Vol 7: Designing election department websites
In the spring of 2012, Dana Chisnell contacted me to join her in a research project. We would conduct a baseline of local election websites in the united states, for part of her series of short guides on election design.
- We constructed a representative sample of 174 counties based on size, demographics, rural vs. urban, and region.
- For each county in our sample, we did a structured inventory of content on the election department (or clerk or board) website’s homepage.
- With the help of an intern I recruited, we checked all ~3,000 counties in the US for the presence of an election website.
- We led a volunteer team in conducting remote interviews with 42 Americans using their own local election website, distributed across the country.
Our most important discovery was that residents’ questions about elections did not fit local officials’ assumptions. That meant that most sites were confusingly organized and added barriers to voter participation.
We also found that counties with large minority populations were less likely to be well-served by election websites.

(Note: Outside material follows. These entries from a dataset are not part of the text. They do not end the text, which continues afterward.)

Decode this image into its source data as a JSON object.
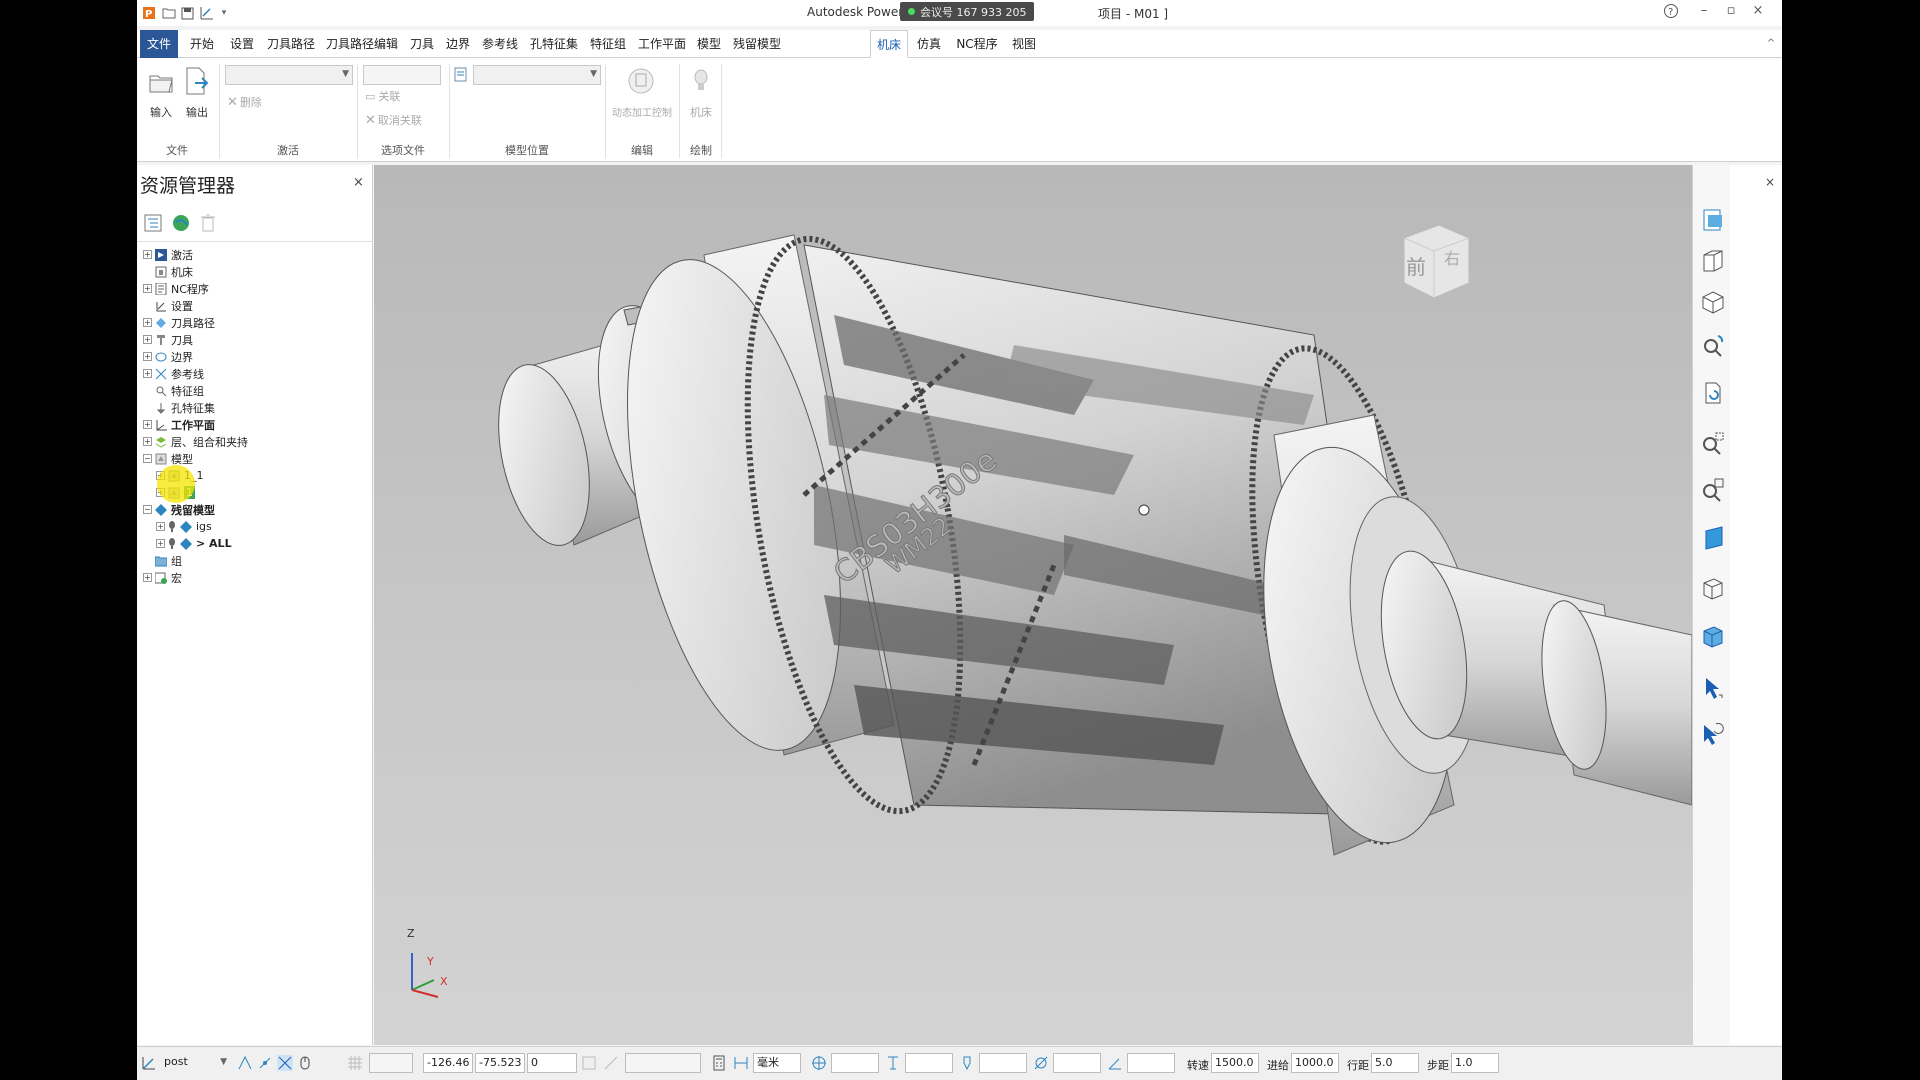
{
  "titlebar": {
    "app_title": "Autodesk PowerMill",
    "title_suffix": "项目 - M01 ]",
    "meeting_badge": "会议号 167 933 205",
    "help": "?",
    "minimize": "–",
    "restore": "▫",
    "close": "×"
  },
  "menu": {
    "tabs": [
      "文件",
      "开始",
      "设置",
      "刀具路径",
      "刀具路径编辑",
      "刀具",
      "边界",
      "参考线",
      "孔特征集",
      "特征组",
      "工作平面",
      "模型",
      "残留模型",
      "机床",
      "仿真",
      "NC程序",
      "视图"
    ],
    "active_tab": "机床",
    "collapse": "^"
  },
  "ribbon": {
    "file_group": {
      "label": "文件",
      "import": "输入",
      "export": "输出"
    },
    "activate_group": {
      "label": "激活",
      "delete": "删除"
    },
    "option_group": {
      "label": "选项文件",
      "link": "关联",
      "unlink": "取消关联"
    },
    "position_group": {
      "label": "模型位置"
    },
    "edit_group": {
      "label": "编辑",
      "dynamic": "动态加工控制"
    },
    "draw_group": {
      "label": "绘制",
      "machine": "机床"
    }
  },
  "explorer": {
    "title": "资源管理器",
    "close": "×",
    "tree": [
      {
        "label": "激活",
        "bold": false
      },
      {
        "label": "机床",
        "bold": false
      },
      {
        "label": "NC程序",
        "bold": false
      },
      {
        "label": "设置",
        "bold": false
      },
      {
        "label": "刀具路径",
        "bold": false
      },
      {
        "label": "刀具",
        "bold": false
      },
      {
        "label": "边界",
        "bold": false
      },
      {
        "label": "参考线",
        "bold": false
      },
      {
        "label": "特征组",
        "bold": false
      },
      {
        "label": "孔特征集",
        "bold": false
      },
      {
        "label": "工作平面",
        "bold": true
      },
      {
        "label": "层、组合和夹持",
        "bold": false
      },
      {
        "label": "模型",
        "bold": false
      },
      {
        "label": "1_1",
        "bold": false
      },
      {
        "label": "1",
        "bold": false
      },
      {
        "label": "残留模型",
        "bold": true
      },
      {
        "label": "igs",
        "bold": false
      },
      {
        "label": "> ALL",
        "bold": true
      },
      {
        "label": "组",
        "bold": false
      },
      {
        "label": "宏",
        "bold": false
      }
    ]
  },
  "viewcube": {
    "front": "前",
    "right": "右"
  },
  "axes": {
    "z": "Z",
    "y": "Y",
    "x": "X"
  },
  "part_text": {
    "line1": "CBS03H300e",
    "line2": "WM22"
  },
  "statusbar": {
    "workplane": "post",
    "coord_x": "-126.46",
    "coord_y": "-75.523",
    "coord_z": "0",
    "unit": "毫米",
    "speed_label": "转速",
    "speed": "1500.0",
    "feed_label": "进给",
    "feed": "1000.0",
    "stepdown_label": "行距",
    "stepdown": "5.0",
    "stepover_label": "步距",
    "stepover": "1.0"
  },
  "colors": {
    "file_tab": "#2b5797",
    "accent": "#1a5fb4",
    "highlight": "#f5e400",
    "icon_blue": "#2e86c1"
  }
}
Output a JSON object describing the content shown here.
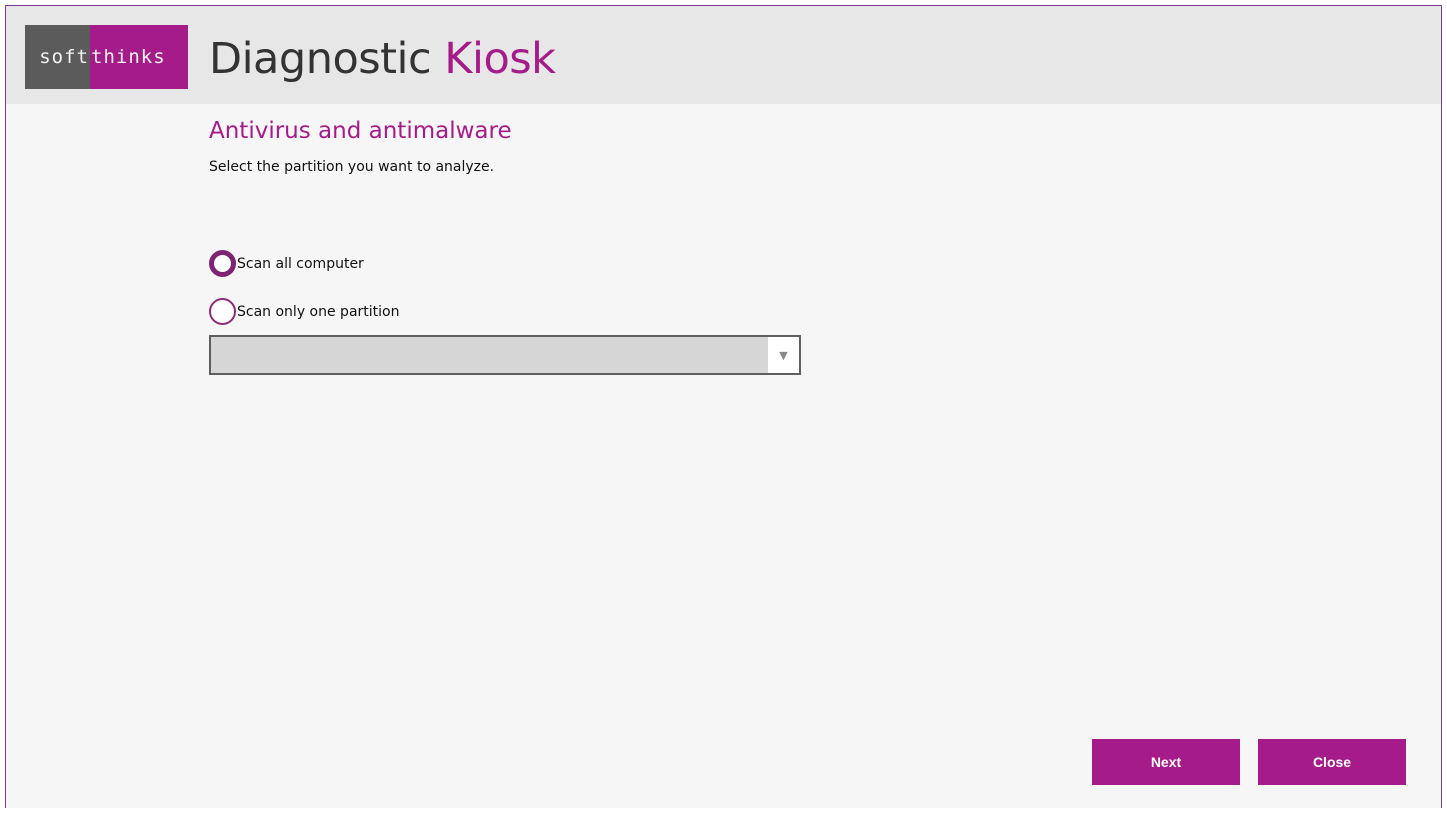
{
  "logo": {
    "left": "soft",
    "right": "thinks"
  },
  "app": {
    "title_main": "Diagnostic ",
    "title_accent": "Kiosk"
  },
  "page": {
    "section_title": "Antivirus and antimalware",
    "instruction": "Select the partition you want to analyze."
  },
  "options": {
    "scan_all": {
      "label": "Scan all computer",
      "selected": true
    },
    "scan_one": {
      "label": "Scan only one partition",
      "selected": false
    }
  },
  "partition_select": {
    "value": "",
    "arrow": "▼"
  },
  "buttons": {
    "next": "Next",
    "close": "Close"
  },
  "colors": {
    "accent": "#a51b89",
    "header_bg": "#e7e7e7",
    "body_bg": "#f6f6f6"
  }
}
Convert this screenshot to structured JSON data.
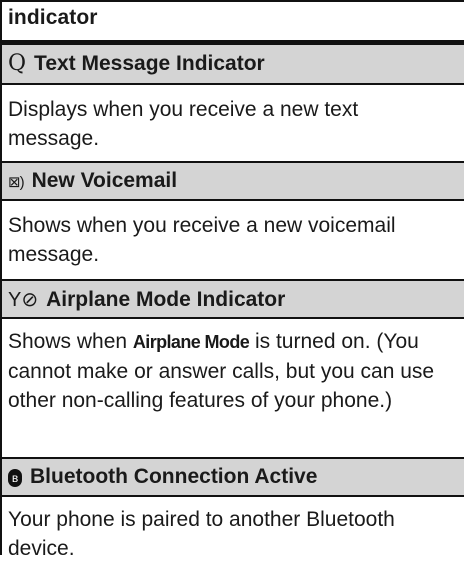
{
  "header": {
    "title": "indicator"
  },
  "rows": [
    {
      "icon": "Q",
      "icon_name": "text-message-icon",
      "title": "Text Message Indicator",
      "description": "Displays when you receive a new text message."
    },
    {
      "icon": "⊠)",
      "icon_name": "voicemail-icon",
      "title": "New Voicemail",
      "description": "Shows when you receive a new voicemail message."
    },
    {
      "icon": "Y⊘",
      "icon_name": "airplane-mode-icon",
      "title": "Airplane Mode Indicator",
      "description_pre": "Shows when ",
      "description_emph": "Airplane Mode",
      "description_post": " is turned on. (You cannot make or answer calls, but you can use other non-calling features of your phone.)"
    },
    {
      "icon": "ʙ",
      "icon_name": "bluetooth-icon",
      "title": "Bluetooth Connection Active",
      "description": "Your phone is paired to another Bluetooth device."
    }
  ]
}
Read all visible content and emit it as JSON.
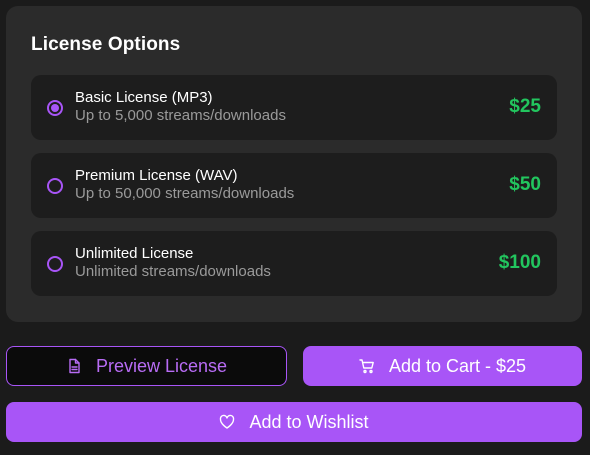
{
  "license": {
    "title": "License Options",
    "options": [
      {
        "name": "Basic License (MP3)",
        "description": "Up to 5,000 streams/downloads",
        "price": "$25",
        "selected": true
      },
      {
        "name": "Premium License (WAV)",
        "description": "Up to 50,000 streams/downloads",
        "price": "$50",
        "selected": false
      },
      {
        "name": "Unlimited License",
        "description": "Unlimited streams/downloads",
        "price": "$100",
        "selected": false
      }
    ]
  },
  "actions": {
    "preview_label": "Preview License",
    "cart_label": "Add to Cart - $25",
    "wishlist_label": "Add to Wishlist",
    "icons": {
      "preview": "document-icon",
      "cart": "cart-icon",
      "wishlist": "heart-icon"
    }
  },
  "colors": {
    "accent": "#a855f7",
    "price": "#22c55e",
    "panel": "#2b2b2b",
    "option_bg": "#1d1d1d"
  }
}
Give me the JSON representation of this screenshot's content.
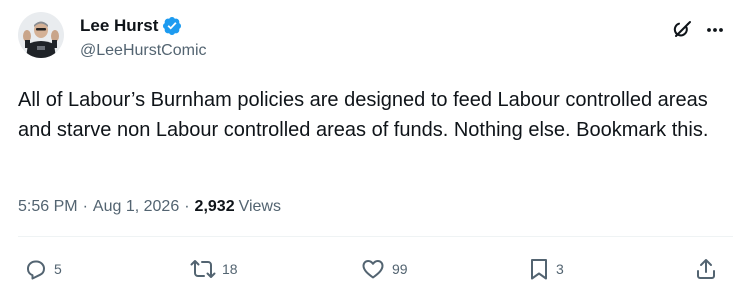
{
  "author": {
    "display_name": "Lee Hurst",
    "handle": "@LeeHurstComic",
    "verified": true
  },
  "tweet": {
    "text": "All of Labour’s Burnham policies are designed to feed Labour controlled areas and starve non Labour controlled areas of funds. Nothing else. Bookmark this."
  },
  "meta": {
    "time": "5:56 PM",
    "separator": "·",
    "date": "Aug 1, 2026",
    "views_count": "2,932",
    "views_label": "Views"
  },
  "actions": {
    "replies": "5",
    "reposts": "18",
    "likes": "99",
    "bookmarks": "3"
  },
  "icons": {
    "verified": "verified-badge-icon",
    "grok": "grok-icon",
    "more": "more-icon",
    "reply": "reply-icon",
    "repost": "repost-icon",
    "like": "heart-icon",
    "bookmark": "bookmark-icon",
    "share": "share-icon"
  },
  "colors": {
    "text_primary": "#0f1419",
    "text_secondary": "#536471",
    "verified_blue": "#1d9bf0",
    "divider": "#eff3f4"
  }
}
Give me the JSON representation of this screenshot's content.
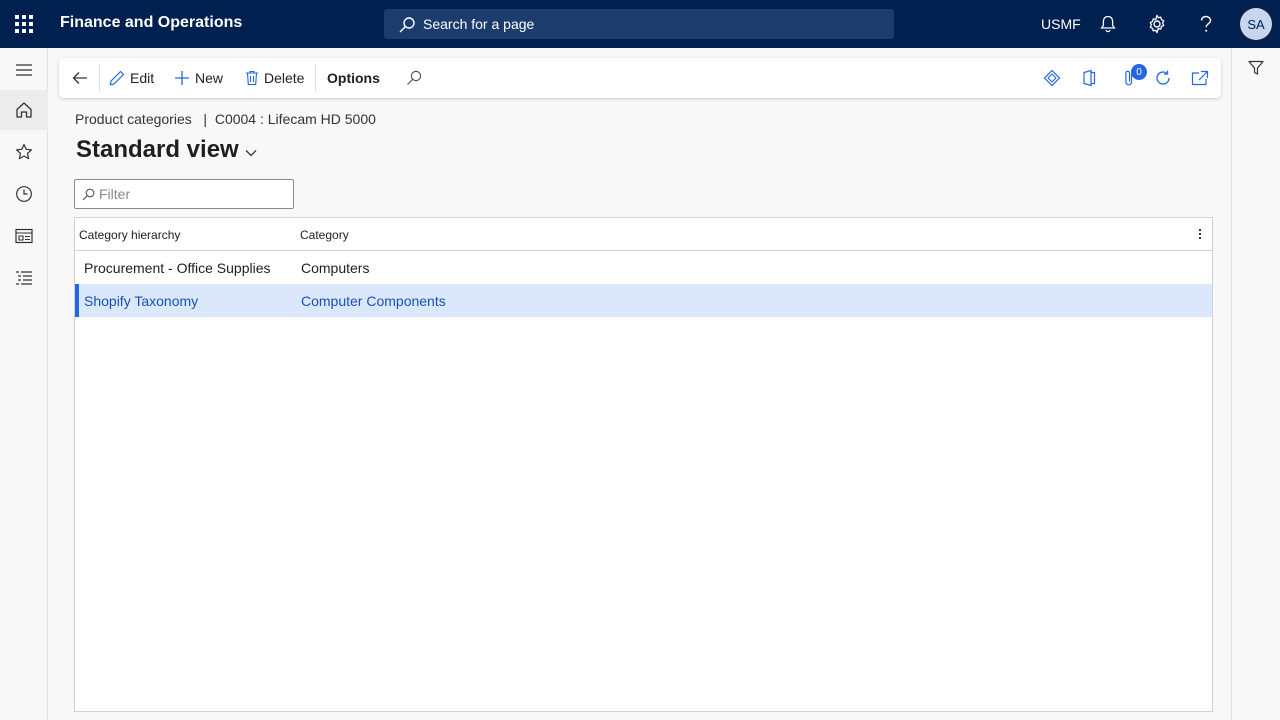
{
  "app": {
    "title": "Finance and Operations"
  },
  "search": {
    "placeholder": "Search for a page"
  },
  "header": {
    "company": "USMF",
    "avatar_initials": "SA"
  },
  "actions": {
    "edit": "Edit",
    "new": "New",
    "delete": "Delete",
    "options": "Options",
    "attachments_count": "0"
  },
  "breadcrumb": {
    "parent": "Product categories",
    "separator": "|",
    "current": "C0004 : Lifecam HD 5000"
  },
  "view": {
    "title": "Standard view"
  },
  "filter": {
    "placeholder": "Filter"
  },
  "grid": {
    "columns": [
      "Category hierarchy",
      "Category"
    ],
    "rows": [
      {
        "hierarchy": "Procurement - Office Supplies",
        "category": "Computers"
      },
      {
        "hierarchy": "Shopify Taxonomy",
        "category": "Computer Components"
      }
    ],
    "selected_row": 1
  },
  "colors": {
    "topbar": "#002050",
    "accent": "#2266e3",
    "selected_row": "#dbe7fb"
  }
}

We published our findings as an academic paper and made our recommendations into Field Guide 7, part of a series of design guides for election officials.